Her family said of her on her passing; "Laura used her voice, her generosity and her energy to help parents to make informed choices and protect their daughters from cervical cancer. She wanted to make a difference, and use the time that she had to right what she felt was a great wrong." And she did exactly that.

Cervical cancer is a horrible disease. It's aggressive - a third of the women who get it are dead within five years. It affects mainly young women in their 30s and 40s though it can affect even younger women like Laura. And the treatments are brutal. Surgery, radiation, chemo and other drugs that destroy their sex lives, leave them sick, bald and often in pain. Not all cancers are equal. Cervical cancer is cruel.

Laura was determined that every parent in Ireland would hear her story of losing her life to the disease rather than negative stories about the vaccine against it - which are circulating but have no scientific basis in fact.

She contacted the HSE herself after her terminal diagnosis in September 2016 to offer to advocate for the vaccine and she worked tirelessly on the campaign ever since.

When Laura started to talk about her experience, the vaccine uptake levels had fallen to 50pc after an undeserved but sustained campaign against it. Since her advocacy, the uptake levels have climbed to more than 70pc and are continuing to rise. That difference in uptake which can be almost solely attributed to the work of Laura Brennan has meant that 36 women a year going forward will be spared that terrible diagnosis and the lives of 12 women a year will be saved. She saved those people.

It's believed in countries like Australia where the vaccine uptake is very high that cervical cancer will eventually be eradicated completely. That could happen here, too. In time, Irish girls and young women could be spared the scourge of cervical and indeed other HPV-related cancers. Irish men, too - who are about to be vaccinated - will be spared head and neck cancers, penile cancers and ano-genital cancers as HPV causes approximately 4pc of all cancers we develop. But to truly see benefit from the HPV vaccination programme, we need to see uptake numbers continue to rise.

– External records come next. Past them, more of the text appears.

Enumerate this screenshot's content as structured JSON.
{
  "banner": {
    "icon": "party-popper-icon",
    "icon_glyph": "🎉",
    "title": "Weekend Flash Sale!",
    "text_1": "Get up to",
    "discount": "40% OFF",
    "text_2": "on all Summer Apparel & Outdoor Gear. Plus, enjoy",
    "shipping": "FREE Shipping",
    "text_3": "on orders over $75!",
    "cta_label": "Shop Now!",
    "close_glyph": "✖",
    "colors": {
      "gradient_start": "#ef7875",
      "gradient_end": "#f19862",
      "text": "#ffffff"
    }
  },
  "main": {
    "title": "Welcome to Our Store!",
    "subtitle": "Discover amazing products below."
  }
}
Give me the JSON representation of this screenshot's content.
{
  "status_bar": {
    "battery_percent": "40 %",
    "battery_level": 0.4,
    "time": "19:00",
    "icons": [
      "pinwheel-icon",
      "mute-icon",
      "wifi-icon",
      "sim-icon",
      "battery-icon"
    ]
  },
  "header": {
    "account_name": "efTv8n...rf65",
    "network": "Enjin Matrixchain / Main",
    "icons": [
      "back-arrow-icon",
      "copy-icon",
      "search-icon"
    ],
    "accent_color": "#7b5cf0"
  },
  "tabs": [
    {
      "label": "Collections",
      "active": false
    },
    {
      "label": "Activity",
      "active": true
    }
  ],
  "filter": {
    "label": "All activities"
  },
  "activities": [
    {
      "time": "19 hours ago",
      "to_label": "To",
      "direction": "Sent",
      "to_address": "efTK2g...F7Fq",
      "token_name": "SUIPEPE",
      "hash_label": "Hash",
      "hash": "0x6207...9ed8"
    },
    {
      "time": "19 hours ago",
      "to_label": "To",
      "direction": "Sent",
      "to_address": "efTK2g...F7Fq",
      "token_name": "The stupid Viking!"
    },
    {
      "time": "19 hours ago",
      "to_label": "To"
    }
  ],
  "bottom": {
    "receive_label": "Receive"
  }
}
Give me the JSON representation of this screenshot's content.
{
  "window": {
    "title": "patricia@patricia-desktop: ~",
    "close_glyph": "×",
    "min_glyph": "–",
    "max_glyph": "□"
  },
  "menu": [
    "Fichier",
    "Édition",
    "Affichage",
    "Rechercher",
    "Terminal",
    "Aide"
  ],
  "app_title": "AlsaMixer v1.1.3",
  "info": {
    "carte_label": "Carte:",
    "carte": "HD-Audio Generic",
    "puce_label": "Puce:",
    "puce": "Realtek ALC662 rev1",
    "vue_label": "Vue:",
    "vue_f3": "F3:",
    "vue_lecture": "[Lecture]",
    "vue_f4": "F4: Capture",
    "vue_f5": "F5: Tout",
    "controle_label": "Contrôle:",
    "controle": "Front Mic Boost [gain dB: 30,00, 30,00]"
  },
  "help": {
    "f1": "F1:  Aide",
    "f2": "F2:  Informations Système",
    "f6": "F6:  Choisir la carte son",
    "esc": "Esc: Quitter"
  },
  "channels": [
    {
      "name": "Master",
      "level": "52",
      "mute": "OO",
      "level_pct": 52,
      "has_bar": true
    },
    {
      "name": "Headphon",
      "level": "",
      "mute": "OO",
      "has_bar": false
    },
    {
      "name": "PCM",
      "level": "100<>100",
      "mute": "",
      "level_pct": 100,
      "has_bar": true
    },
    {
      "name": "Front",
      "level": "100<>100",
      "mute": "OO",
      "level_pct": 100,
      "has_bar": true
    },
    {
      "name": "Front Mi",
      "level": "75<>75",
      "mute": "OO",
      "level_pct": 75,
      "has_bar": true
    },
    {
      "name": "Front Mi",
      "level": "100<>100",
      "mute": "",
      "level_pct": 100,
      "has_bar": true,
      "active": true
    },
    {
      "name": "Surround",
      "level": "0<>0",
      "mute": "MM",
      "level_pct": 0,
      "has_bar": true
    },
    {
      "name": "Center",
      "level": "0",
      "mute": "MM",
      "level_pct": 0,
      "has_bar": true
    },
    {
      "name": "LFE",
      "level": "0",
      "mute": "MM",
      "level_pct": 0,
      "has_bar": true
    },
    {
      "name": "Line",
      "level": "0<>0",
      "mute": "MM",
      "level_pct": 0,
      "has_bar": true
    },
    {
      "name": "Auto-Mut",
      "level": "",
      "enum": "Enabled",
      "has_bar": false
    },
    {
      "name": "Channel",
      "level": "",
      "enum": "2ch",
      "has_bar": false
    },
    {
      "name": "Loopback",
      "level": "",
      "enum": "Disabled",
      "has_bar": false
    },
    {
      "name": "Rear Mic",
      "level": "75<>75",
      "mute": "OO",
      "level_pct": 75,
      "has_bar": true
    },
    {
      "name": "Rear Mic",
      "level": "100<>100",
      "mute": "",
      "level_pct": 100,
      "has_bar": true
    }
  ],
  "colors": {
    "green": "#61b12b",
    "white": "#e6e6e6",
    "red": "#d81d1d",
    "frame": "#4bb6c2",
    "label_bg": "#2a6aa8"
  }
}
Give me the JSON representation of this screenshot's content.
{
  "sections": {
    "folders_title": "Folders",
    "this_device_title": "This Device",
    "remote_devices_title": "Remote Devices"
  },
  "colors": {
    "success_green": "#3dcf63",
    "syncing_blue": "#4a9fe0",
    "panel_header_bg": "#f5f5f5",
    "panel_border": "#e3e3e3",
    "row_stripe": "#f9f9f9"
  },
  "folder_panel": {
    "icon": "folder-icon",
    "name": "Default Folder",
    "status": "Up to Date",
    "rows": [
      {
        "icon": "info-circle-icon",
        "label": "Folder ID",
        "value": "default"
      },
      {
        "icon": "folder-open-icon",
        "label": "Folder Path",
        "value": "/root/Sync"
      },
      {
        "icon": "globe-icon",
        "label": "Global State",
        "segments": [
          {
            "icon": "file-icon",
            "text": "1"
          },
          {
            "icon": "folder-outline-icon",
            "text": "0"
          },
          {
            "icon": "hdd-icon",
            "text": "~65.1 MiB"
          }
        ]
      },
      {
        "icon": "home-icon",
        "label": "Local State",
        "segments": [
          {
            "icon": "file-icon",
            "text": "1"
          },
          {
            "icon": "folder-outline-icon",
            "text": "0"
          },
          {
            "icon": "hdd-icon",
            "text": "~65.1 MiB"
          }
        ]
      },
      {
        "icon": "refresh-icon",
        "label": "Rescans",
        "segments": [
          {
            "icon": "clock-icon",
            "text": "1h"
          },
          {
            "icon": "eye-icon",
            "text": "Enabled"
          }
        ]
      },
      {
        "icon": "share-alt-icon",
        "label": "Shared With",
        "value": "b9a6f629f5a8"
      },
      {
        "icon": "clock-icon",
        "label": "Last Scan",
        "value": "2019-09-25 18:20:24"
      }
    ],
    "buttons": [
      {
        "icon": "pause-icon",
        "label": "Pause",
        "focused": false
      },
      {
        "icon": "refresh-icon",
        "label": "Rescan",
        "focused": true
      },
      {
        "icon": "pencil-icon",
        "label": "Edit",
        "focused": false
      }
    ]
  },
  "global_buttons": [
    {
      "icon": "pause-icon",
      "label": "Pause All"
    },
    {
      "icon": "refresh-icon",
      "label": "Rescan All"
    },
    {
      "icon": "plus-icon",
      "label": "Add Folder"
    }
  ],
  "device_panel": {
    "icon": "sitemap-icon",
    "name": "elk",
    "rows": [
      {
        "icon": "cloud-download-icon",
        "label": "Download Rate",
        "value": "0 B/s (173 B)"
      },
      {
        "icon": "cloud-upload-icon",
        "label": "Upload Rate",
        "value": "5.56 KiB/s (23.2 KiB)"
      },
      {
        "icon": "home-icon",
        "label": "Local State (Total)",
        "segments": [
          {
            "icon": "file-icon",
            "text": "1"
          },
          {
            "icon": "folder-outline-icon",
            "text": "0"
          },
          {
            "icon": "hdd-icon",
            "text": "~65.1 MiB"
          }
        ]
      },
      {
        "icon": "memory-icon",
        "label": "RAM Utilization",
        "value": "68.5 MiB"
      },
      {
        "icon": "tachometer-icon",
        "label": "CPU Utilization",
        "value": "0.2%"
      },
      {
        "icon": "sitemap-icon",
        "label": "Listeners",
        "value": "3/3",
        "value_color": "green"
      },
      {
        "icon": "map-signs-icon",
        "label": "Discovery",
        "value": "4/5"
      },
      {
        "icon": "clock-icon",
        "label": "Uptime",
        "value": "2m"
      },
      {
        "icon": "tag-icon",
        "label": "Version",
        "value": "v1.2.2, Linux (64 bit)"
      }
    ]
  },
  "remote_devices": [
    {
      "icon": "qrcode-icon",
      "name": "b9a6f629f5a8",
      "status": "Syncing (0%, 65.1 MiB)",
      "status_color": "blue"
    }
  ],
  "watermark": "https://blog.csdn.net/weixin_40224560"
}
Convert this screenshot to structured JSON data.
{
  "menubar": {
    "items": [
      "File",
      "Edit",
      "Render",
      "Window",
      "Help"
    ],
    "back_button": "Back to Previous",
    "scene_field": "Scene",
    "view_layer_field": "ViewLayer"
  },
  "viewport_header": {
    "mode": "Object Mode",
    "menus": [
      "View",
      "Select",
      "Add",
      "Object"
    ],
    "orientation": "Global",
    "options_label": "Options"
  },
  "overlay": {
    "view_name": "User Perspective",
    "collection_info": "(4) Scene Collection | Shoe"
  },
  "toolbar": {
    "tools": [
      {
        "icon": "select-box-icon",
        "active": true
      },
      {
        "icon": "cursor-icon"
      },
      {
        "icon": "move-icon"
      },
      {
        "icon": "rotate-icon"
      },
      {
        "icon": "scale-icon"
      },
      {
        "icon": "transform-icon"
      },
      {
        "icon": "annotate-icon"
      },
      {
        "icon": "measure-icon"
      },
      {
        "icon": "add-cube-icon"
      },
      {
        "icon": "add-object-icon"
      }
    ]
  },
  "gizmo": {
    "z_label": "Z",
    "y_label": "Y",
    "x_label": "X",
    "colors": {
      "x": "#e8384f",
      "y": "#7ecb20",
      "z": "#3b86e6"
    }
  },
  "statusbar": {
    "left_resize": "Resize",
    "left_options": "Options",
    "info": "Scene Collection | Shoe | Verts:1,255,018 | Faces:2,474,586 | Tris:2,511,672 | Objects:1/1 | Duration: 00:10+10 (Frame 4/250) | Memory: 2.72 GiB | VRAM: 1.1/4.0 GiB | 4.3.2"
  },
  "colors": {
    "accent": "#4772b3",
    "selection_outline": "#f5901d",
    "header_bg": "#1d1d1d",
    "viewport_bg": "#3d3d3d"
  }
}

That's what Laura wanted. That should be her legacy. The HPV vaccine is safe and effective and protects against the majority of cervical cancers - a truly terrible disease you wouldn't wish on anyone. To have a cure for cancer has long been the goal for modern medicine. We have gone one better now with a prevention against developing one of the worst cancers we get. To opt out of that for your daughters or your sons is madness. My daughter got the vaccine and my sons will, too, and it gives me great comfort knowing I've protected them.

Laura Brennan lived the last years of her short life campaigning to protect all our daughters. She desperately wanted people to know how awful, how unfair cervical cancer is. She desperately wanted parents to realise no girls should have to suffer as she suffered. Laura was a hero. Please do not let her death at 26 go unheeded. Vaccinate your children and protect them.

Every woman with cervical cancer would have loved a chance to be spared that fate. And going forward they can be. Please do not let Laura Brennan be forgotten. Vaccines work. Protect your kids. #ThankyouLaura

  • @ciarakellydoc Ciara Kelly presents 'Lunchtime Live' weekdays on Newstalk from 12-2

Sunday Independent

Editor's Choice

Also in Irish News